Please write out the data below once more, exactly as it stands.

= = = = =

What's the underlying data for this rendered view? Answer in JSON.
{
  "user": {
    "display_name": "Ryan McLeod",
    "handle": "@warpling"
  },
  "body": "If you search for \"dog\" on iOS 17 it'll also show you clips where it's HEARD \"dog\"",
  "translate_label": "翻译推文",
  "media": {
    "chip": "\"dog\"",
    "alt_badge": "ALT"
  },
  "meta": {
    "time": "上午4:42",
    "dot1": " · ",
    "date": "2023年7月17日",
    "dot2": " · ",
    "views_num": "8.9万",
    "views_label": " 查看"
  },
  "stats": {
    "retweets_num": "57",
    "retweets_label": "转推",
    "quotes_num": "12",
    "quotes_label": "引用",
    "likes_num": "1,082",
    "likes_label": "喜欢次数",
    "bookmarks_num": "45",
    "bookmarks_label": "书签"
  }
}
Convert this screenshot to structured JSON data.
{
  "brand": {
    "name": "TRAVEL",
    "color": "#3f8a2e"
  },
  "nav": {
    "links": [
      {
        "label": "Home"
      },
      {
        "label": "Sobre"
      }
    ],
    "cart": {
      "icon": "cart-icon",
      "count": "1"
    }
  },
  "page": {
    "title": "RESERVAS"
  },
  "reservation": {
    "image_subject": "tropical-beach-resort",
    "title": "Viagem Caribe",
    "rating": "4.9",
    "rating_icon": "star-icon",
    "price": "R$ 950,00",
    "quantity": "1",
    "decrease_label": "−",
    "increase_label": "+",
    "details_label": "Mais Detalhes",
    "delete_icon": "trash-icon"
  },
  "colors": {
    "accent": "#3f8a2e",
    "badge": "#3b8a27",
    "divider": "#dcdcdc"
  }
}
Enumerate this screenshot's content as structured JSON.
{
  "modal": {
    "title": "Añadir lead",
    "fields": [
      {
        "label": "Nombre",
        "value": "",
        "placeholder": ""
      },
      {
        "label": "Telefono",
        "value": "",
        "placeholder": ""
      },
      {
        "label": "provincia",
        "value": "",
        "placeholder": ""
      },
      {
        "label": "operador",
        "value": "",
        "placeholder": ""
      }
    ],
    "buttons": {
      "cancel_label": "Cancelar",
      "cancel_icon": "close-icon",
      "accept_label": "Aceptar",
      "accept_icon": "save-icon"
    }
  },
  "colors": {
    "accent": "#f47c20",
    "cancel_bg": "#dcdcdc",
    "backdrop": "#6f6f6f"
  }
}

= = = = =

◆ **Written answer**
What's the underlying data for this rendered view? Answer in JSON.
{
  "user": {
    "display_name": "Ryan McLeod",
    "handle": "@warpling"
  },
  "body": "If you search for \"dog\" on iOS 17 it'll also show you clips where it's HEARD \"dog\"",
  "translate_label": "翻译推文",
  "media": {
    "chip": "\"dog\"",
    "alt_badge": "ALT"
  },
  "meta": {
    "time": "上午4:42",
    "dot1": " · ",
    "date": "2023年7月17日",
    "dot2": " · ",
    "views_num": "8.9万",
    "views_label": " 查看"
  },
  "stats": {
    "retweets_num": "57",
    "retweets_label": "转推",
    "quotes_num": "12",
    "quotes_label": "引用",
    "likes_num": "1,082",
    "likes_label": "喜欢次数",
    "bookmarks_num": "45",
    "bookmarks_label": "书签"
  }
}
Convert this screenshot to structured JSON data.
{
  "brand": {
    "name": "TRAVEL",
    "color": "#3f8a2e"
  },
  "nav": {
    "links": [
      {
        "label": "Home"
      },
      {
        "label": "Sobre"
      }
    ],
    "cart": {
      "icon": "cart-icon",
      "count": "1"
    }
  },
  "page": {
    "title": "RESERVAS"
  },
  "reservation": {
    "image_subject": "tropical-beach-resort",
    "title": "Viagem Caribe",
    "rating": "4.9",
    "rating_icon": "star-icon",
    "price": "R$ 950,00",
    "quantity": "1",
    "decrease_label": "−",
    "increase_label": "+",
    "details_label": "Mais Detalhes",
    "delete_icon": "trash-icon"
  },
  "colors": {
    "accent": "#3f8a2e",
    "badge": "#3b8a27",
    "divider": "#dcdcdc"
  }
}
Enumerate this screenshot's content as structured JSON.
{
  "modal": {
    "title": "Añadir lead",
    "fields": [
      {
        "label": "Nombre",
        "value": "",
        "placeholder": ""
      },
      {
        "label": "Telefono",
        "value": "",
        "placeholder": ""
      },
      {
        "label": "provincia",
        "value": "",
        "placeholder": ""
      },
      {
        "label": "operador",
        "value": "",
        "placeholder": ""
      }
    ],
    "buttons": {
      "cancel_label": "Cancelar",
      "cancel_icon": "close-icon",
      "accept_label": "Aceptar",
      "accept_icon": "save-icon"
    }
  },
  "colors": {
    "accent": "#f47c20",
    "cancel_bg": "#dcdcdc",
    "backdrop": "#6f6f6f"
  }
}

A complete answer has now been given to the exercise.